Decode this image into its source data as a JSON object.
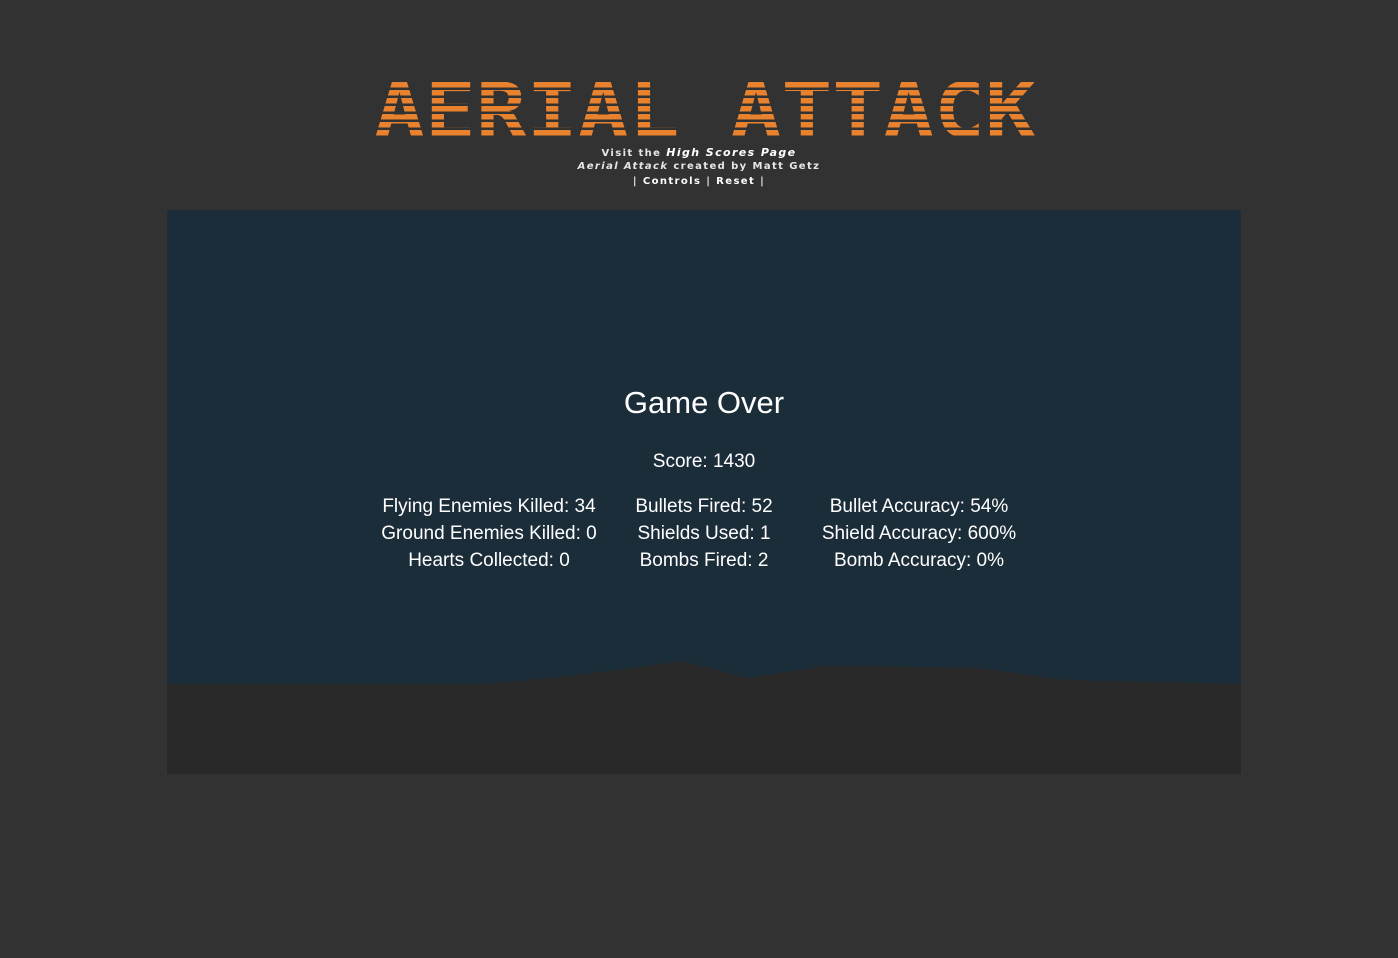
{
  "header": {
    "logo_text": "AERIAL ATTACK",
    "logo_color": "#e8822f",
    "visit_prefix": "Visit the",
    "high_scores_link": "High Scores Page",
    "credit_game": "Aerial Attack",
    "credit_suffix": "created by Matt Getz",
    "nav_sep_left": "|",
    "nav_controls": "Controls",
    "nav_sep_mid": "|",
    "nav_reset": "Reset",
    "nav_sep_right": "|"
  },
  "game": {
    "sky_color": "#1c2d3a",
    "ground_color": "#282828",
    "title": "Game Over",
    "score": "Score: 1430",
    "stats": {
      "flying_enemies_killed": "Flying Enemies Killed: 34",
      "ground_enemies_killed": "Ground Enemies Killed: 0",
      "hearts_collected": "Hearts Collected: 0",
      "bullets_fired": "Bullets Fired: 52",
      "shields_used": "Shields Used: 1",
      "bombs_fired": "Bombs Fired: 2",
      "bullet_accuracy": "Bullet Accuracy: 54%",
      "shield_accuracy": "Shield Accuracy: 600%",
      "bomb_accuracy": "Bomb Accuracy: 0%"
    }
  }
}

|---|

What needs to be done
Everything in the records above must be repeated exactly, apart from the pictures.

Exercise result
Decode this image into its source data as a JSON object.
{
  "header": {
    "logo_text": "AERIAL ATTACK",
    "logo_color": "#e8822f",
    "visit_prefix": "Visit the",
    "high_scores_link": "High Scores Page",
    "credit_game": "Aerial Attack",
    "credit_suffix": "created by Matt Getz",
    "nav_sep_left": "|",
    "nav_controls": "Controls",
    "nav_sep_mid": "|",
    "nav_reset": "Reset",
    "nav_sep_right": "|"
  },
  "game": {
    "sky_color": "#1c2d3a",
    "ground_color": "#282828",
    "title": "Game Over",
    "score": "Score: 1430",
    "stats": {
      "flying_enemies_killed": "Flying Enemies Killed: 34",
      "ground_enemies_killed": "Ground Enemies Killed: 0",
      "hearts_collected": "Hearts Collected: 0",
      "bullets_fired": "Bullets Fired: 52",
      "shields_used": "Shields Used: 1",
      "bombs_fired": "Bombs Fired: 2",
      "bullet_accuracy": "Bullet Accuracy: 54%",
      "shield_accuracy": "Shield Accuracy: 600%",
      "bomb_accuracy": "Bomb Accuracy: 0%"
    }
  }
}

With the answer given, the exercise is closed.